According to Iraq Oil Report (4 August), the Ministry of Industry and Minerals has written a memo “advising” its employees to avoid unions.
The move highlights how the consolidation of the Maliki government in Iraq, and of something approaching real government administration in the country, cuts two ways.
The government is more assertive with the USA. It organised celebrations when US troops quit Iraq’s cities on 30 June. There was some fudging at the edges of that withdrawal, but the US troops have largely stayed out of the cities since, and are due to withdraw completely by December 2011.
Iraq’s stronger government is also a government equipped with a decree from 1987 — one of the very few Saddam-era edicts left on the books by the USA after its period of more or less direct control in 2003-4 — which bans all unions in the public sector, where two-thirds of all Iraq’s full-time workers are employed.
Iraq’s 2005 constitution calls for a new labour law, and a draft is with the Council of Ministers, but meanwhile the 1987 decree stands.
“The Minister advises employees to avoid dealing with any illegal structures of this kind,” says the memo. “There are several entities and illegal structures in some of the public companies that claim they are defending workers’ rights. They are dealing with these issues in an illegal manner to the limit of causing problems and chaos which as a result obstructs the production process in those companies.”
Oil workers, also public-sector, have faced similar warnings and defied them.
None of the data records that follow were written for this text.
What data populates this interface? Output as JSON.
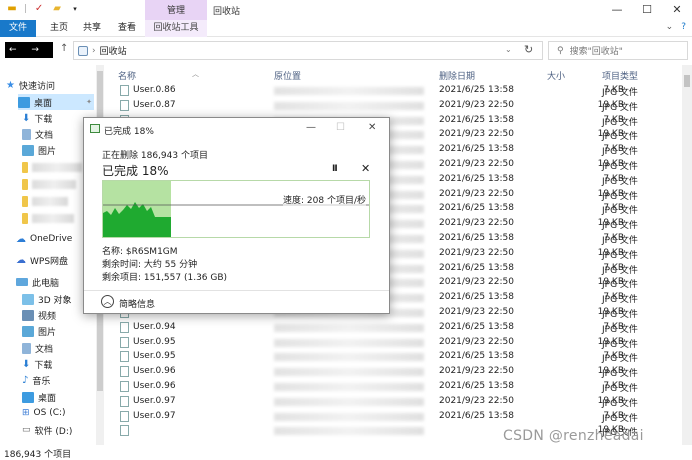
{
  "titlebar": {
    "context_tab": "管理",
    "title": "回收站",
    "controls": [
      "—",
      "☐",
      "✕"
    ]
  },
  "ribbon": {
    "tabs": [
      "文件",
      "主页",
      "共享",
      "查看",
      "回收站工具"
    ],
    "right": [
      "⌄",
      "?"
    ]
  },
  "address": {
    "nav": "← →",
    "path": "回收站",
    "search_placeholder": "搜索\"回收站\""
  },
  "sidebar": {
    "items": [
      {
        "label": "快速访问",
        "icon": "star-icon"
      },
      {
        "label": "桌面",
        "icon": "desktop-icon"
      },
      {
        "label": "下载",
        "icon": "download-icon"
      },
      {
        "label": "文档",
        "icon": "document-icon"
      },
      {
        "label": "图片",
        "icon": "picture-icon"
      },
      {
        "label": "",
        "icon": "folder-icon"
      },
      {
        "label": "",
        "icon": "folder-icon"
      },
      {
        "label": "",
        "icon": "folder-icon"
      },
      {
        "label": "",
        "icon": "folder-icon"
      },
      {
        "label": "OneDrive",
        "icon": "cloud-icon"
      },
      {
        "label": "WPS网盘",
        "icon": "cloud-icon"
      },
      {
        "label": "此电脑",
        "icon": "computer-icon"
      },
      {
        "label": "3D 对象",
        "icon": "cube-icon"
      },
      {
        "label": "视频",
        "icon": "video-icon"
      },
      {
        "label": "图片",
        "icon": "picture-icon"
      },
      {
        "label": "文档",
        "icon": "document-icon"
      },
      {
        "label": "下载",
        "icon": "download-icon"
      },
      {
        "label": "音乐",
        "icon": "music-icon"
      },
      {
        "label": "桌面",
        "icon": "desktop-icon"
      },
      {
        "label": "OS (C:)",
        "icon": "drive-icon"
      },
      {
        "label": "软件 (D:)",
        "icon": "drive-icon"
      }
    ]
  },
  "list": {
    "columns": [
      "名称",
      "原位置",
      "删除日期",
      "大小",
      "项目类型"
    ],
    "rows": [
      {
        "name": "User.0.86",
        "date": "2021/6/25 13:58",
        "size": "7 KB",
        "type": "JPG 文件"
      },
      {
        "name": "User.0.87",
        "date": "2021/9/23 22:50",
        "size": "19 KB",
        "type": "JPG 文件"
      },
      {
        "name": "",
        "date": "2021/6/25 13:58",
        "size": "7 KB",
        "type": "JPG 文件"
      },
      {
        "name": "",
        "date": "2021/9/23 22:50",
        "size": "19 KB",
        "type": "JPG 文件"
      },
      {
        "name": "",
        "date": "2021/6/25 13:58",
        "size": "7 KB",
        "type": "JPG 文件"
      },
      {
        "name": "",
        "date": "2021/9/23 22:50",
        "size": "19 KB",
        "type": "JPG 文件"
      },
      {
        "name": "",
        "date": "2021/6/25 13:58",
        "size": "7 KB",
        "type": "JPG 文件"
      },
      {
        "name": "",
        "date": "2021/9/23 22:50",
        "size": "19 KB",
        "type": "JPG 文件"
      },
      {
        "name": "",
        "date": "2021/6/25 13:58",
        "size": "7 KB",
        "type": "JPG 文件"
      },
      {
        "name": "",
        "date": "2021/9/23 22:50",
        "size": "19 KB",
        "type": "JPG 文件"
      },
      {
        "name": "",
        "date": "2021/6/25 13:58",
        "size": "7 KB",
        "type": "JPG 文件"
      },
      {
        "name": "",
        "date": "2021/9/23 22:50",
        "size": "19 KB",
        "type": "JPG 文件"
      },
      {
        "name": "",
        "date": "2021/6/25 13:58",
        "size": "7 KB",
        "type": "JPG 文件"
      },
      {
        "name": "",
        "date": "2021/9/23 22:50",
        "size": "19 KB",
        "type": "JPG 文件"
      },
      {
        "name": "",
        "date": "2021/6/25 13:58",
        "size": "7 KB",
        "type": "JPG 文件"
      },
      {
        "name": "User.0.94",
        "date": "2021/9/23 22:50",
        "size": "19 KB",
        "type": "JPG 文件"
      },
      {
        "name": "User.0.94",
        "date": "2021/6/25 13:58",
        "size": "7 KB",
        "type": "JPG 文件"
      },
      {
        "name": "User.0.95",
        "date": "2021/9/23 22:50",
        "size": "19 KB",
        "type": "JPG 文件"
      },
      {
        "name": "User.0.95",
        "date": "2021/6/25 13:58",
        "size": "7 KB",
        "type": "JPG 文件"
      },
      {
        "name": "User.0.96",
        "date": "2021/9/23 22:50",
        "size": "19 KB",
        "type": "JPG 文件"
      },
      {
        "name": "User.0.96",
        "date": "2021/6/25 13:58",
        "size": "7 KB",
        "type": "JPG 文件"
      },
      {
        "name": "User.0.97",
        "date": "2021/9/23 22:50",
        "size": "19 KB",
        "type": "JPG 文件"
      },
      {
        "name": "User.0.97",
        "date": "2021/6/25 13:58",
        "size": "7 KB",
        "type": "JPG 文件"
      },
      {
        "name": "",
        "date": "",
        "size": "19 KB",
        "type": "JPG 文件"
      }
    ]
  },
  "status": {
    "count": "186,943 个项目",
    "watermark": "CSDN @renzheadai"
  },
  "dialog": {
    "title": "已完成 18%",
    "deleting": "正在删除 186,943 个项目",
    "percent_text": "已完成 18%",
    "percent": 18,
    "speed": "速度: 208 个项目/秒",
    "name_line": "名称: $R6SM1GM",
    "time_line": "剩余时间: 大约 55 分钟",
    "remain_line": "剩余项目: 151,557 (1.36 GB)",
    "details": "简略信息",
    "colors": {
      "fill": "#b5e2a2",
      "wave": "#1faa30",
      "border": "#a7d699"
    }
  }
}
The Iraqi Teachers’ Union saw off an attack on its organisation (using a different decree) earlier this year.
But the more confident the government gets, the greater the danger. The question is whether Iraqi workers and unions can gain confidence and strength even faster. Encouragingly, oil workers in Basra have threatened to block BP and the Chinese National Petroleum Corp. from entering the big Rumaila oilfield under the terms of a contract recently awarded by the Iraqi Oil Ministry. The workers insist that foreign firms should be involved only in restricted circumstances, monitored by the workers.
Sectarian violence and social conditions in Iraq remain hellish, but still short of the muffled civil-war level of 2006 and the first eight months or so of 2007.
In a hugely oil-rich country, over 31% of the population never have access to safe, clean drinking water, according to the US government’s latest report. Electricity output has increased, but 49% of Iraqis never get an electricity supply they find adequate. Unemployment remains very high. Oil production is down a bit on 2009; though oil prices are now rising, Iraqi government revenues were hit in the early part of 2009 by much lower prices than in most of 2008.
Nevertheless, the consolidation of the government continues. Iraq is in line to take direct control of its oil revenues from the end of 2009 (at present the revenues are still all first paid into a fund held in New York). And Maliki has hinted that for the elections coming in January 2010 he may break from the Shia-Muslim coalition (with the Islamic Supreme Council of Iraq and the Sadr movement) on whose ticket he was elected in December 2005, instead trying to muster Sunni and secular allies.
Iraqi unions are still pushing for a democratic labour law to give unions legal protection. US trade unionists, organised in US Labor Against the War, are actively backing their campaign. British trade unionists should do so too.